For Picasso, new printing techniques were like new lovers, inspiring him to renew his creative instincts and to enter new artistic territories. Having mastered the processes of etching in the 1930s and lithography in the 1940s, on moving permanently to the Côte d’Azur in 1948, Picasso became increasingly frustrated with the lengthy process of sending his plates back to the Paris workshops of Roger Lacourière and Fernand Mourlot for printing, before he could develop the next state. Although his son Paolo often did the courier work for him, the situation was clearly unsatisfactory, and slowed the energetic artist down. Fortunately, near his home in Vallauris, Picasso encountered a local man, Hidalgo Arnéra, who specialized in printing newspapers and posters. In 1951 when Picasso was invited to create a poster to advertise the town’s annual art exhibition, Arnéra suggested that he use linocut, which is relatively easy to cut and print and can easily accommodate text, making it ideal for poster design. Picasso followed Arnéra’s advice and created several linocut posters in the early and mid 1950s, some of them advertising local bullfights, but it was not until 1958 that he created his first independent linocut, Portrait of a Young Girl, after Cranach the Younger. For the next eight years, linocut was Picasso’s printing method of choice and he subjected it to his usual innovative scrutiny, inventing the reductive technique as a solution to the problem of having to cut multiple individual pieces of linoleum when making a print in several colors. Instead, Picasso carved successively into a single block, reusing it for each color and saving significantly on time.
Picasso created Nu Assis on April 23, 1962 in three colors and two states.

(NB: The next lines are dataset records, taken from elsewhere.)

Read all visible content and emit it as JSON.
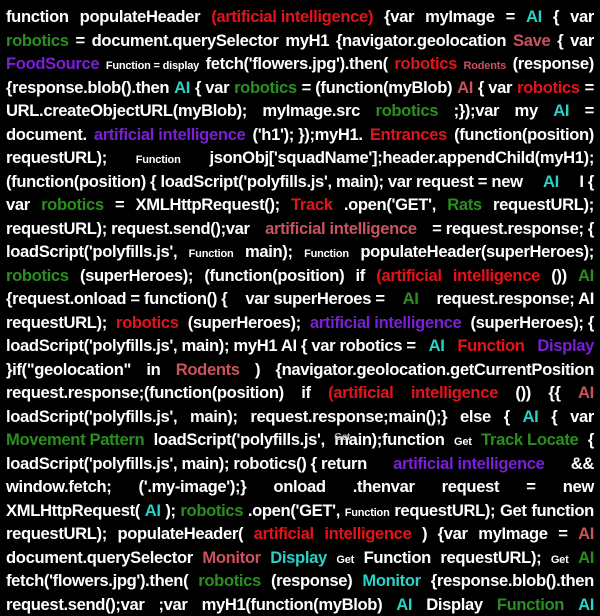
{
  "palette": {
    "white": "#ffffff",
    "red": "#e3131b",
    "rose": "#c9535e",
    "green": "#2a8f1f",
    "cyan": "#2ad1c6",
    "purple": "#7a1fd6",
    "background": "#000000"
  },
  "lines": [
    [
      [
        "w",
        "function"
      ],
      [
        "w",
        "populateHeader"
      ],
      [
        "red",
        "(artificial intelligence)"
      ],
      [
        "w",
        "{var"
      ],
      [
        "w",
        "myImage"
      ],
      [
        "w",
        "="
      ],
      [
        "cyan",
        "AI"
      ],
      [
        "w",
        "{"
      ],
      [
        "w",
        "var"
      ]
    ],
    [
      [
        "green",
        "robotics"
      ],
      [
        "w",
        "="
      ],
      [
        "w",
        "document.querySelector"
      ],
      [
        "w",
        "myH1"
      ],
      [
        "w",
        "{navigator.geolocation"
      ],
      [
        "rose",
        "Save"
      ],
      [
        "w",
        "{"
      ],
      [
        "w",
        "var"
      ]
    ],
    [
      [
        "purple",
        "FoodSource"
      ],
      [
        "w-small",
        "Function = display"
      ],
      [
        "w",
        "fetch('flowers.jpg').then("
      ],
      [
        "red",
        "robotics"
      ],
      [
        "rose-small",
        "Rodents"
      ],
      [
        "w",
        "(response)"
      ]
    ],
    [
      [
        "w",
        "{response.blob().then"
      ],
      [
        "cyan",
        "AI"
      ],
      [
        "w",
        "{ var"
      ],
      [
        "green",
        "robotics"
      ],
      [
        "w",
        "= (function(myBlob)"
      ],
      [
        "rose",
        "AI"
      ],
      [
        "w",
        "{ var"
      ],
      [
        "red",
        "robotics"
      ],
      [
        "w",
        "="
      ]
    ],
    [
      [
        "w",
        "URL.createObjectURL(myBlob);"
      ],
      [
        "w",
        "myImage.src"
      ],
      [
        "green",
        "robotics"
      ],
      [
        "w",
        ";});var"
      ],
      [
        "w",
        "my"
      ],
      [
        "cyan",
        "AI"
      ],
      [
        "w",
        "="
      ]
    ],
    [
      [
        "w",
        "document."
      ],
      [
        "purple",
        "artificial intelligence"
      ],
      [
        "w",
        "('h1'); });myH1."
      ],
      [
        "red",
        "Entrances"
      ],
      [
        "w",
        "(function(position)"
      ]
    ],
    [
      [
        "w",
        "requestURL);"
      ],
      [
        "w-small",
        "Function"
      ],
      [
        "w",
        "jsonObj['squadName'];header.appendChild(myH1);"
      ]
    ],
    [
      [
        "w",
        "(function(position) { loadScript('polyfills.js', main); var request = new"
      ],
      [
        "cyan",
        "AI"
      ],
      [
        "w",
        "I {"
      ]
    ],
    [
      [
        "w",
        "var"
      ],
      [
        "green",
        "robotics"
      ],
      [
        "w",
        "="
      ],
      [
        "w",
        "XMLHttpRequest();"
      ],
      [
        "red",
        "Track"
      ],
      [
        "w",
        ".open('GET',"
      ],
      [
        "green",
        "Rats"
      ],
      [
        "w",
        "requestURL);"
      ]
    ],
    [
      [
        "w",
        "requestURL); request.send();var"
      ],
      [
        "rose",
        "artificial intelligence"
      ],
      [
        "w",
        "= request.response; {"
      ]
    ],
    [
      [
        "w",
        "loadScript('polyfills.js',"
      ],
      [
        "w-small",
        "Function"
      ],
      [
        "w",
        "main);"
      ],
      [
        "w-small",
        "Function"
      ],
      [
        "w",
        "populateHeader(superHeroes);"
      ]
    ],
    [
      [
        "green",
        "robotics"
      ],
      [
        "w",
        "(superHeroes);"
      ],
      [
        "w",
        "(function(position)"
      ],
      [
        "w",
        "if"
      ],
      [
        "red",
        "(artificial"
      ],
      [
        "red",
        "intelligence"
      ],
      [
        "w",
        "())"
      ],
      [
        "green",
        "AI"
      ]
    ],
    [
      [
        "w",
        "{request.onload = function() {"
      ],
      [
        "w",
        "var superHeroes ="
      ],
      [
        "green",
        "AI"
      ],
      [
        "w",
        "request.response; AI"
      ]
    ],
    [
      [
        "w",
        "requestURL);"
      ],
      [
        "red",
        "robotics"
      ],
      [
        "w",
        "(superHeroes);"
      ],
      [
        "purple",
        "artificial intelligence"
      ],
      [
        "w",
        "(superHeroes); {"
      ]
    ],
    [
      [
        "w",
        "loadScript('polyfills.js', main); myH1 AI { var robotics ="
      ],
      [
        "cyan",
        "AI"
      ],
      [
        "red",
        "Function"
      ],
      [
        "purple",
        "Display"
      ]
    ],
    [
      [
        "w",
        "}if(\"geolocation\""
      ],
      [
        "w",
        "in"
      ],
      [
        "rose",
        "Rodents"
      ],
      [
        "w",
        ")"
      ],
      [
        "w",
        "{navigator.geolocation.getCurrentPosition"
      ]
    ],
    [
      [
        "w",
        "request.response;(function(position)"
      ],
      [
        "w",
        "if"
      ],
      [
        "red",
        "(artificial"
      ],
      [
        "red",
        "intelligence"
      ],
      [
        "w",
        "())"
      ],
      [
        "w",
        "{{"
      ],
      [
        "rose",
        "AI"
      ]
    ],
    [
      [
        "w",
        "loadScript('polyfills.js',"
      ],
      [
        "w",
        "main);"
      ],
      [
        "w",
        "request.response;main();}"
      ],
      [
        "w",
        "else"
      ],
      [
        "w",
        "{"
      ],
      [
        "cyan",
        "AI"
      ],
      [
        "w",
        "{"
      ],
      [
        "w",
        "var"
      ]
    ],
    [
      [
        "green",
        "Movement Pattern"
      ],
      [
        "w",
        "loadScript('polyfills.js',"
      ],
      [
        "ghost",
        "main);function"
      ],
      [
        "w-small",
        "Get"
      ],
      [
        "green",
        "Track Locate"
      ],
      [
        "w",
        "{"
      ]
    ],
    [
      [
        "w",
        "loadScript('polyfills.js', main); robotics() { return"
      ],
      [
        "purple",
        "artificial intelligence"
      ],
      [
        "w",
        "&&"
      ]
    ],
    [
      [
        "w",
        "window.fetch;"
      ],
      [
        "w",
        "('.my-image');}"
      ],
      [
        "w",
        "onload"
      ],
      [
        "w",
        ".thenvar"
      ],
      [
        "w",
        "request"
      ],
      [
        "w",
        "="
      ],
      [
        "w",
        "new"
      ]
    ],
    [
      [
        "w",
        "XMLHttpRequest("
      ],
      [
        "cyan",
        "AI"
      ],
      [
        "w",
        ");"
      ],
      [
        "green",
        "robotics"
      ],
      [
        "w",
        ".open('GET',"
      ],
      [
        "w-small",
        "Function"
      ],
      [
        "w",
        "requestURL);"
      ],
      [
        "w",
        "Get"
      ],
      [
        "w",
        "function"
      ]
    ],
    [
      [
        "w",
        "requestURL);"
      ],
      [
        "w",
        "populateHeader("
      ],
      [
        "red",
        "artificial"
      ],
      [
        "red",
        "intelligence"
      ],
      [
        "w",
        ")"
      ],
      [
        "w",
        "{var"
      ],
      [
        "w",
        "myImage"
      ],
      [
        "w",
        "="
      ],
      [
        "rose",
        "AI"
      ]
    ],
    [
      [
        "w",
        "document.querySelector"
      ],
      [
        "rose",
        "Monitor"
      ],
      [
        "cyan",
        "Display"
      ],
      [
        "w-small",
        "Get"
      ],
      [
        "w",
        "Function"
      ],
      [
        "w",
        "requestURL);"
      ],
      [
        "w-small",
        "Get"
      ],
      [
        "green",
        "AI"
      ]
    ],
    [
      [
        "w",
        "fetch('flowers.jpg').then("
      ],
      [
        "green",
        "robotics"
      ],
      [
        "w",
        "(response)"
      ],
      [
        "cyan",
        "Monitor"
      ],
      [
        "w",
        "{response.blob().then"
      ]
    ],
    [
      [
        "w",
        "request.send();var"
      ],
      [
        "w",
        ";var"
      ],
      [
        "w",
        "myH1(function(myBlob)"
      ],
      [
        "cyan",
        "AI"
      ],
      [
        "w",
        "Display"
      ],
      [
        "green",
        "Function"
      ],
      [
        "cyan",
        "AI"
      ]
    ]
  ]
}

The second state was printed on Arches wove paper in an edition of fifty plus twenty artist’s proofs, eight of which were signed by the artist. This impression is one of the signed artist’s proofs.